Personal life[edit]

Dunn died of tuberculosis aged 40 in Paris, France in August 1937, but his playing style was so out of fashion, that he was largely forgotten by that time.[1]

Influence[edit]

In 1921, Dunn's trumpet playing style, with a plunger, inspired Tricky Sam Nanton to use the plunger with the trombone. This became known as the wah-wah effect.[11] Two stories circulate about Dunn's visit to the Sunset Café to embarrass a young Louis Armstrong. In one story, Dunn stumbled around an unfamiliar key after asking Armstrong to yield his horn; in another story, Dunn and Armstrong dueled by alternating choruses until Armstrong won.[12]
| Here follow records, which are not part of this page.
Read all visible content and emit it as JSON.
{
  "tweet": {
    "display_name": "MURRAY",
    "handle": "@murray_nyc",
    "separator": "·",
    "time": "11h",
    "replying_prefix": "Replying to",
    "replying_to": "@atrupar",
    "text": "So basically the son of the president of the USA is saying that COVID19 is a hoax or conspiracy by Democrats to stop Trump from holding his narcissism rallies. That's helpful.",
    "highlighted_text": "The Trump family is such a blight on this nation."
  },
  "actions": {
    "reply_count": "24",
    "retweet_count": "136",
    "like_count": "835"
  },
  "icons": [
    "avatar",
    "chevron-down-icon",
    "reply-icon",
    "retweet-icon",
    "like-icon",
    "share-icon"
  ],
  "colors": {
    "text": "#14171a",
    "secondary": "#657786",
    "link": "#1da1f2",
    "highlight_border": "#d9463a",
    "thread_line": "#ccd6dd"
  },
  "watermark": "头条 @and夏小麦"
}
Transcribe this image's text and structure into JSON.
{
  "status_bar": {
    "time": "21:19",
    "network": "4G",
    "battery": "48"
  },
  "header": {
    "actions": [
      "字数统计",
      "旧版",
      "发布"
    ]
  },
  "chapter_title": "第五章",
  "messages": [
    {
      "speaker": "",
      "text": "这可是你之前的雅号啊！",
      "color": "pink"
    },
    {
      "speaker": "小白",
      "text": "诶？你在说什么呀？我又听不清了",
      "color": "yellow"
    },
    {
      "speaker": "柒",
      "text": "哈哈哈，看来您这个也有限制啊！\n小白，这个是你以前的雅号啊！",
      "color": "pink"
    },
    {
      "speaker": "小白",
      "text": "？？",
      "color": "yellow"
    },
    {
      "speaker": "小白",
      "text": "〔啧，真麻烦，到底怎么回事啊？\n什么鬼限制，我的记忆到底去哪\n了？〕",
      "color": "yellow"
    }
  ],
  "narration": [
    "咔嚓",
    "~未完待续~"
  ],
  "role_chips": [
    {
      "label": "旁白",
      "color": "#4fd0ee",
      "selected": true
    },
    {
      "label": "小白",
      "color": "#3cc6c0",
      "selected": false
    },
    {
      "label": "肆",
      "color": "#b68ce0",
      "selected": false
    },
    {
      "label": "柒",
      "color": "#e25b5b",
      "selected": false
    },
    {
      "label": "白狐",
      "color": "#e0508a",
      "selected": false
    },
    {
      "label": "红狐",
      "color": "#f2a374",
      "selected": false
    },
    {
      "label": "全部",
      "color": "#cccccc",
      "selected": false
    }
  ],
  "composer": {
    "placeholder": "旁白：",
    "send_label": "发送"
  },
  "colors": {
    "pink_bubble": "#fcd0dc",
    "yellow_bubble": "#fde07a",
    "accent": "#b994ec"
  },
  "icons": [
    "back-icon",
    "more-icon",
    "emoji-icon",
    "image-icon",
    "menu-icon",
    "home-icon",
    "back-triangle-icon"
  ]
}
References[edit]

  1. ^ a b c "Biography by Scott Yanow". AllMusic. Retrieved September 2, 2011.
  2. ^ Carr, Ian; Digby Fairweather; Brian Priestley (1995). Jazz: The Rough Guide. The Rough Guides. pp. 183. ISBN 1-85828-137-7.
  3. ^ Giles Oakley (1997). The Devil's Music. Da Capo Press. p. 84. ISBN 978-0-306-80743-5.
  4. ^ Black Recording Artists, 1877-1926: An Annotated Discography. McFarland. December 12, 2012. p. 404. ISBN 9780786472383 – via Google Books.
  5. ^ "Johnny Dunn". Red Hot Jazz Archive. Retrieved 29 August 2020.
  6. ^ "Johnny Dunn's Original Jazz Hounds". Red Hot Jazz Archive. Retrieved 1 September 2020.
  7. ^ "Johnny Dunn and his Jazz Band". Red Hot Jazz Archive. Retrieved 1 September 2020.
  8. ^ "Johnny Dunn and his Original Jazz Band". Red Hot Jazz Archive. Retrieved 1 September 2020.
  9. ^ "Edith Wilson and Johnny Dunn's Jazz Hounds". Red Hot Jazz Archive. Retrieved 1 September 2020.
  10. ^ "Johnny Dunn and his Band". Red Hot Jazz Archive. Retrieved 1 September 2020.
  11. ^ "Tricky Sam Nanton @ All About Jazz". Musicians.allaboutjazz.com. Retrieved 25 July 2019.
  12. ^ Brothers, Thomas (2014). Louis Armstrong: Master of Modernism. New York, NY: W.W. Norton & Company. pp. 258–59. ISBN 978-0-393-06582-4.